_Activity_
Read through the lines below and copy the ones holding the string "JSON".

(Data in this exercise Opens)

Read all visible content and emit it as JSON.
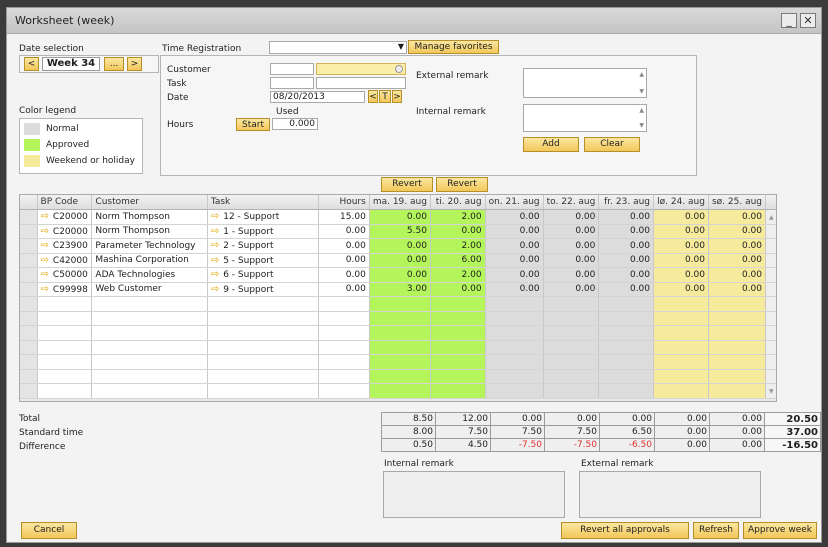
{
  "window": {
    "title": "Worksheet (week)",
    "min": "_",
    "close": "✕"
  },
  "date_selection": {
    "label": "Date selection",
    "prev": "<",
    "week": "Week 34",
    "more": "...",
    "next": ">"
  },
  "time_registration": {
    "label": "Time Registration",
    "value": "",
    "dropdown_arrow": "▼",
    "manage_favorites": "Manage favorites"
  },
  "legend": {
    "label": "Color legend",
    "items": [
      {
        "label": "Normal",
        "color": "#dcdcdc"
      },
      {
        "label": "Approved",
        "color": "#b3f55a"
      },
      {
        "label": "Weekend or holiday",
        "color": "#f6ea9c"
      }
    ]
  },
  "form": {
    "customer_label": "Customer",
    "customer_code": "",
    "customer_name": "",
    "task_label": "Task",
    "task_code": "",
    "task_name": "",
    "date_label": "Date",
    "date_value": "08/20/2013",
    "date_prev": "<",
    "date_today": "T",
    "date_next": ">",
    "used_label": "Used",
    "hours_label": "Hours",
    "start_button": "Start",
    "hours_value": "0.000",
    "external_remark_label": "External remark",
    "internal_remark_label": "Internal remark",
    "add_button": "Add",
    "clear_button": "Clear"
  },
  "revert_buttons": [
    "Revert",
    "Revert"
  ],
  "grid": {
    "columns": [
      "BP Code",
      "Customer",
      "Task",
      "Hours",
      "ma. 19. aug",
      "ti. 20. aug",
      "on. 21. aug",
      "to. 22. aug",
      "fr. 23. aug",
      "lø. 24. aug",
      "sø. 25. aug"
    ],
    "rows": [
      {
        "bp": "C20000",
        "customer": "Norm Thompson",
        "task": "12 - Support",
        "hours": "15.00",
        "d": [
          "0.00",
          "2.00",
          "0.00",
          "0.00",
          "0.00",
          "0.00",
          "0.00"
        ]
      },
      {
        "bp": "C20000",
        "customer": "Norm Thompson",
        "task": "1 - Support",
        "hours": "0.00",
        "d": [
          "5.50",
          "0.00",
          "0.00",
          "0.00",
          "0.00",
          "0.00",
          "0.00"
        ]
      },
      {
        "bp": "C23900",
        "customer": "Parameter Technology",
        "task": "2 - Support",
        "hours": "0.00",
        "d": [
          "0.00",
          "2.00",
          "0.00",
          "0.00",
          "0.00",
          "0.00",
          "0.00"
        ]
      },
      {
        "bp": "C42000",
        "customer": "Mashina Corporation",
        "task": "5 - Support",
        "hours": "0.00",
        "d": [
          "0.00",
          "6.00",
          "0.00",
          "0.00",
          "0.00",
          "0.00",
          "0.00"
        ]
      },
      {
        "bp": "C50000",
        "customer": "ADA Technologies",
        "task": "6 - Support",
        "hours": "0.00",
        "d": [
          "0.00",
          "2.00",
          "0.00",
          "0.00",
          "0.00",
          "0.00",
          "0.00"
        ]
      },
      {
        "bp": "C99998",
        "customer": "Web Customer",
        "task": "9 - Support",
        "hours": "0.00",
        "d": [
          "3.00",
          "0.00",
          "0.00",
          "0.00",
          "0.00",
          "0.00",
          "0.00"
        ]
      }
    ],
    "row_arrow": "⇨",
    "empty_rows": 7
  },
  "totals": {
    "total": {
      "label": "Total",
      "values": [
        "8.50",
        "12.00",
        "0.00",
        "0.00",
        "0.00",
        "0.00",
        "0.00"
      ],
      "sum": "20.50"
    },
    "standard": {
      "label": "Standard time",
      "values": [
        "8.00",
        "7.50",
        "7.50",
        "7.50",
        "6.50",
        "0.00",
        "0.00"
      ],
      "sum": "37.00"
    },
    "difference": {
      "label": "Difference",
      "values": [
        "0.50",
        "4.50",
        "-7.50",
        "-7.50",
        "-6.50",
        "0.00",
        "0.00"
      ],
      "sum": "-16.50"
    }
  },
  "bottom_remarks": {
    "internal_label": "Internal remark",
    "external_label": "External remark",
    "internal_value": "",
    "external_value": ""
  },
  "footer": {
    "cancel": "Cancel",
    "revert_all": "Revert all approvals",
    "refresh": "Refresh",
    "approve_week": "Approve week"
  }
}
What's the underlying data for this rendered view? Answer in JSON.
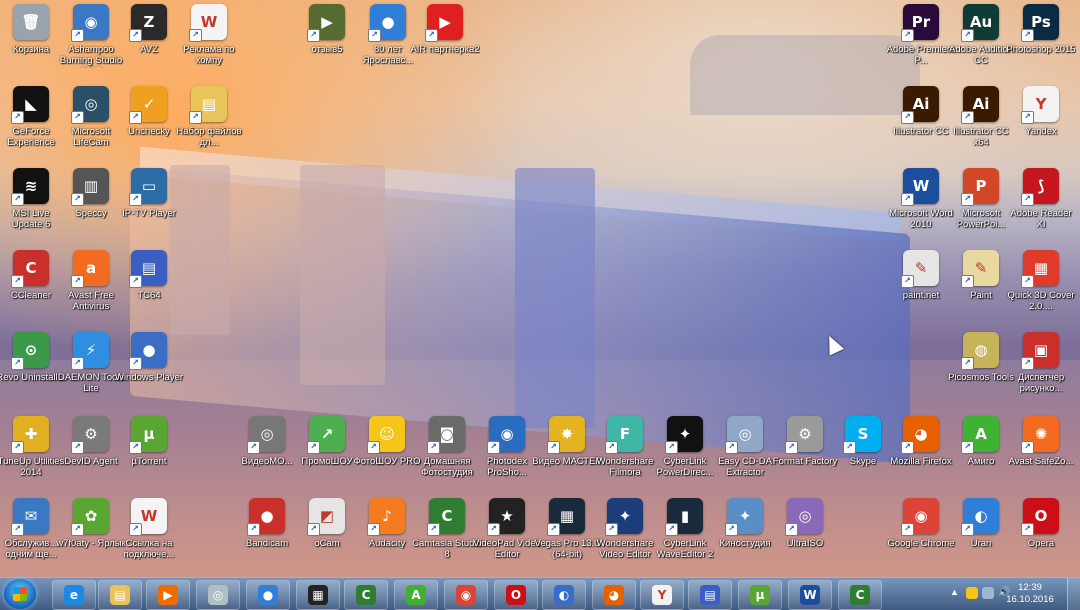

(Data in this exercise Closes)

_Solution for this exercise_
Read all visible content and emit it as JSON.
What's the underlying data for this rendered view? Answer in JSON.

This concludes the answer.